Source records:
-------------------------
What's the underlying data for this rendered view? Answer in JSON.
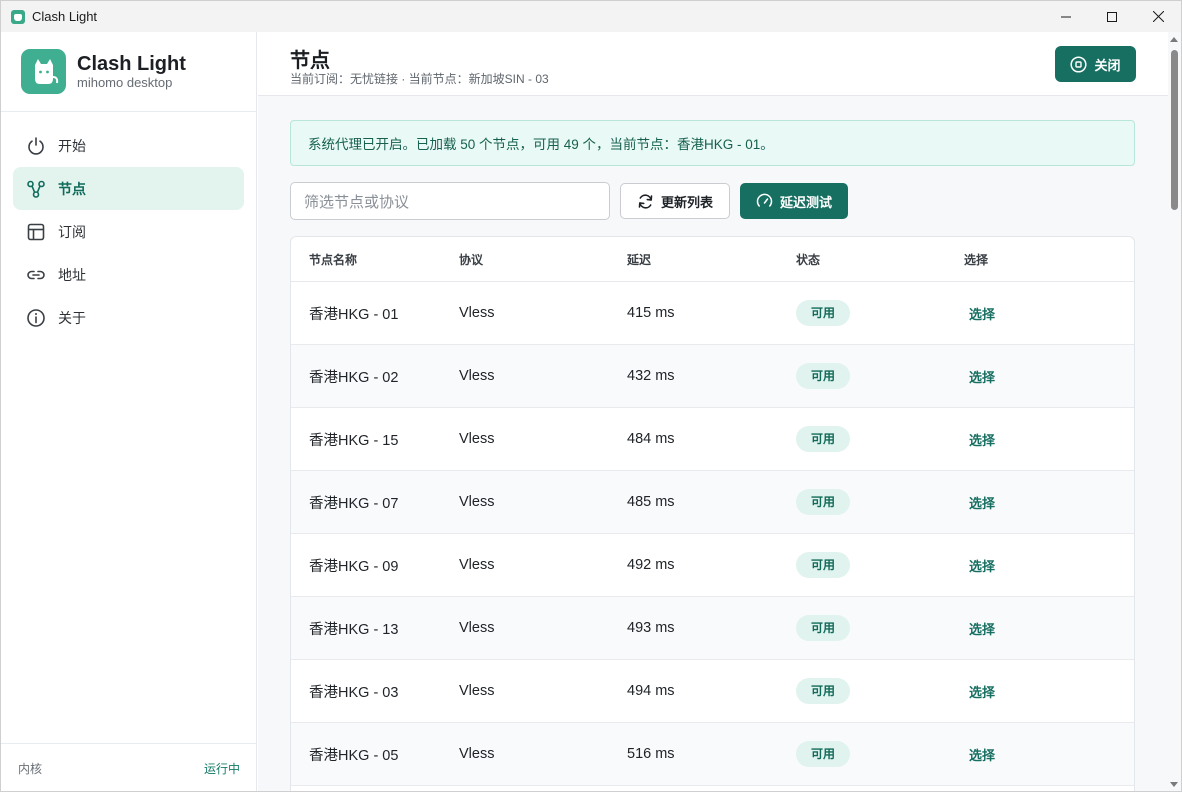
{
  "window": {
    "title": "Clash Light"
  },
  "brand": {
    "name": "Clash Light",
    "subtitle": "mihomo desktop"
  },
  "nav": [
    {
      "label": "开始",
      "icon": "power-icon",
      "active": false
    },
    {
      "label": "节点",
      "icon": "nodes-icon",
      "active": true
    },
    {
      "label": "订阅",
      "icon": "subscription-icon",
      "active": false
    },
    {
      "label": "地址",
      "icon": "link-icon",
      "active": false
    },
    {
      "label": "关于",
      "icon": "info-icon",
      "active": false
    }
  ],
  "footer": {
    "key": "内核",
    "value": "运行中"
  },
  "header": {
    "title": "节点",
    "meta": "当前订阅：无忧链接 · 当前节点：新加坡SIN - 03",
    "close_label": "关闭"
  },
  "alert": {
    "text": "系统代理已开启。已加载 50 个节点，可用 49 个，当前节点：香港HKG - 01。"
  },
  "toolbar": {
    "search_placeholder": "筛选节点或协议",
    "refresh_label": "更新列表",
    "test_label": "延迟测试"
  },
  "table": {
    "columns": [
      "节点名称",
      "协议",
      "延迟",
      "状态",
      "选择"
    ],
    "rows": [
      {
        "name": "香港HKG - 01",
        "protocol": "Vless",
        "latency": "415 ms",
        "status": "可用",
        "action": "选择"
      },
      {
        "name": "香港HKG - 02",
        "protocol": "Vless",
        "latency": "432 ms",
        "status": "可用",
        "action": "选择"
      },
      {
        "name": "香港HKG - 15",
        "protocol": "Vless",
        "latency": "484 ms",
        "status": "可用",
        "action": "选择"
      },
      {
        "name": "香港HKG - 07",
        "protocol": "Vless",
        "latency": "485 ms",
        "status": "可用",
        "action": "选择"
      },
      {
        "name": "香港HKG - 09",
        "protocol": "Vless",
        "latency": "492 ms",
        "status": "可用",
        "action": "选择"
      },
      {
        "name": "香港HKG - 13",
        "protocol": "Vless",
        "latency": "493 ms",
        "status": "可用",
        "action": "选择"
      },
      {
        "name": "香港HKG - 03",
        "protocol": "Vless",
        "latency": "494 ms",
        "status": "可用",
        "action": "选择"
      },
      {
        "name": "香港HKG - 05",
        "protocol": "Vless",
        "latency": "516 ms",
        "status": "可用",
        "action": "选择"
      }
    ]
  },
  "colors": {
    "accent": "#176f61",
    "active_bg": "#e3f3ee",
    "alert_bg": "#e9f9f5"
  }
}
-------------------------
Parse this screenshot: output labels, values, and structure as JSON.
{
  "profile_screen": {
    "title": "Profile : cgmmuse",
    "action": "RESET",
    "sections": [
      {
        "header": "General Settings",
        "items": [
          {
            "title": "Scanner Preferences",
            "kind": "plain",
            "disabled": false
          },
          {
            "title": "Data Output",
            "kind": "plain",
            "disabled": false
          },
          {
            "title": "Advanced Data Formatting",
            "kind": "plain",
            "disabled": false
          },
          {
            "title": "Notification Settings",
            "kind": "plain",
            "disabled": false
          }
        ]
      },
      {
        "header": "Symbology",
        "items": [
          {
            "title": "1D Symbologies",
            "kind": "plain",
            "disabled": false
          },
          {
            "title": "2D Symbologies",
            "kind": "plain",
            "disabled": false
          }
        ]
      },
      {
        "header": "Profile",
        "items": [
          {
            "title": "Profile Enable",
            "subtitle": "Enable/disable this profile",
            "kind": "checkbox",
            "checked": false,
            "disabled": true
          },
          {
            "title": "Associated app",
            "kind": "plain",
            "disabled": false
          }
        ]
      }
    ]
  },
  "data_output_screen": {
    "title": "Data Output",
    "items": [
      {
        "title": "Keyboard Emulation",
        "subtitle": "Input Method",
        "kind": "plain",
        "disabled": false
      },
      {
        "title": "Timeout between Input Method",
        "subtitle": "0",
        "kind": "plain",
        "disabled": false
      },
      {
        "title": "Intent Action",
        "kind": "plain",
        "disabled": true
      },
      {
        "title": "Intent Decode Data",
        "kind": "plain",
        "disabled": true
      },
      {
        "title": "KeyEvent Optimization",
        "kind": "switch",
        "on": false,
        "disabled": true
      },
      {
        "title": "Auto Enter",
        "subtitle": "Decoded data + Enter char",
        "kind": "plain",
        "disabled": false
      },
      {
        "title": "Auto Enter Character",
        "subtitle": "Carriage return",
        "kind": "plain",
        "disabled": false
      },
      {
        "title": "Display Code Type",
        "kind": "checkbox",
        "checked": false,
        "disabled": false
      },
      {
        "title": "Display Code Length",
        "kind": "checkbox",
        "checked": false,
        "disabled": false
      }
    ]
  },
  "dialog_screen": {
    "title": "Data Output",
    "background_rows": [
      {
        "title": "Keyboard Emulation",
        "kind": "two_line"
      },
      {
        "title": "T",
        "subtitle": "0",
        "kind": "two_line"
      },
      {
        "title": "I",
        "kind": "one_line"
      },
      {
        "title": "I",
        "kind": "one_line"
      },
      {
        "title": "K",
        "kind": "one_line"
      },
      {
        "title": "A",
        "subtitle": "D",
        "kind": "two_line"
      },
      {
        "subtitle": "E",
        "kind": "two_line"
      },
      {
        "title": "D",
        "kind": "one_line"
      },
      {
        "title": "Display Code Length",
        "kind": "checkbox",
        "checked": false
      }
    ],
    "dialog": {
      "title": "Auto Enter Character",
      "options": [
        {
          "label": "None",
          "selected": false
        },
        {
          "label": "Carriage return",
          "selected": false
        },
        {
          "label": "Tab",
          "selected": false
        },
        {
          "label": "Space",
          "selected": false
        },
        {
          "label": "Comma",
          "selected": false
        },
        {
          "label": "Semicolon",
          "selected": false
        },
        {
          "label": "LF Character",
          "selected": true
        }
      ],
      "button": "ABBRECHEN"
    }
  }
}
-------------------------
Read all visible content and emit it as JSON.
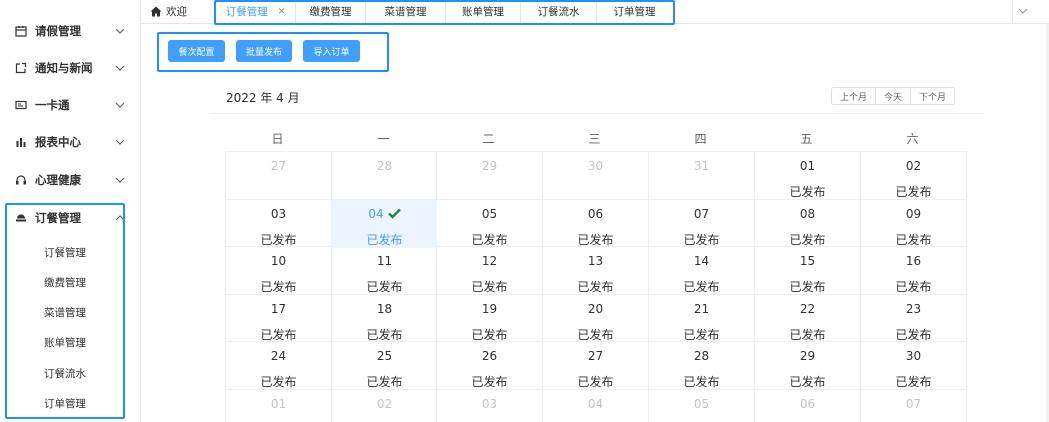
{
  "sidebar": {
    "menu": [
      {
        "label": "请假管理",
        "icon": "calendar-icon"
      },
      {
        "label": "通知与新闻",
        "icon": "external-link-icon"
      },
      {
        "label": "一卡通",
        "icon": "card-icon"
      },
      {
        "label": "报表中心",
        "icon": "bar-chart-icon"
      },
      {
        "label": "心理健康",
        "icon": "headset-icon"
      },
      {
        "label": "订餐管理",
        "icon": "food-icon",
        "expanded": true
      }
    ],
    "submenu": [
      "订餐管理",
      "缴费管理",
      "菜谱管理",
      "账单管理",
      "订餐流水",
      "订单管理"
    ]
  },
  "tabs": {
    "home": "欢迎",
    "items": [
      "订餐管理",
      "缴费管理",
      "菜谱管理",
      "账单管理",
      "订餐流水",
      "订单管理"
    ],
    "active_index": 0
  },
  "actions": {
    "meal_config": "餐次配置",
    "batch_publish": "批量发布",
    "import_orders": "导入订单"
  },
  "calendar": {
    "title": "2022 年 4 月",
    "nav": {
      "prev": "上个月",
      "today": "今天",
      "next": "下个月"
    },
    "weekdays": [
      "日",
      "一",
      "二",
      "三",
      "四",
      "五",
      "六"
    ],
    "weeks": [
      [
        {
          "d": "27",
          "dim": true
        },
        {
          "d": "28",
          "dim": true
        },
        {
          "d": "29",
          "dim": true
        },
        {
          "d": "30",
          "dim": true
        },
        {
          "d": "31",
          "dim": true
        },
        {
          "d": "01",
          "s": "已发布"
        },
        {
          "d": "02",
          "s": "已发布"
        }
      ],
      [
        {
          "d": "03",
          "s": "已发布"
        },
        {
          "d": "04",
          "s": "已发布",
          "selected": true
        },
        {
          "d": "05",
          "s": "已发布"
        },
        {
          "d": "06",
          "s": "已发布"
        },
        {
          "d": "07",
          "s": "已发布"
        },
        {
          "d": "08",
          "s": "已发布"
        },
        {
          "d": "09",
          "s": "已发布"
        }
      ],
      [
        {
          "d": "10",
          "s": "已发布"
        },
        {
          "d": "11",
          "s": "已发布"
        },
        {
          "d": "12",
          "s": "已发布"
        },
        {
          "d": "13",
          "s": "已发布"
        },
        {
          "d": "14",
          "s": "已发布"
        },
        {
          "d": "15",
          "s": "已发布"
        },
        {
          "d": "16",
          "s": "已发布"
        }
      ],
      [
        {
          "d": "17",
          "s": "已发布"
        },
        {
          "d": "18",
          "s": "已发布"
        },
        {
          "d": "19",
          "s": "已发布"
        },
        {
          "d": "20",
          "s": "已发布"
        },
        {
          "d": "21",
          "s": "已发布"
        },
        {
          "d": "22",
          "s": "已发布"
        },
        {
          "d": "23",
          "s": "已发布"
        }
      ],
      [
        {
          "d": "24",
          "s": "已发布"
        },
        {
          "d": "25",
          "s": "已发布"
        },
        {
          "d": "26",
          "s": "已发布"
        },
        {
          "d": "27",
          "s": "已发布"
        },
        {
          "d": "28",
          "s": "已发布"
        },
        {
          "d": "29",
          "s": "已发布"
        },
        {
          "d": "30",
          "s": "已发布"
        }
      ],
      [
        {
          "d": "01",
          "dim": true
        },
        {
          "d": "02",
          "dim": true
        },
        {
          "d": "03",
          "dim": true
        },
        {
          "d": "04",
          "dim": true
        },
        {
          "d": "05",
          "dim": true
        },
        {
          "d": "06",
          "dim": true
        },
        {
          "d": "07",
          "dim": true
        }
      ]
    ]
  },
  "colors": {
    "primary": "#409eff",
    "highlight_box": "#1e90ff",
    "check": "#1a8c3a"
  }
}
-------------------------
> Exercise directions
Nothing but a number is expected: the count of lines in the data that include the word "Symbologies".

> Answer for the task
2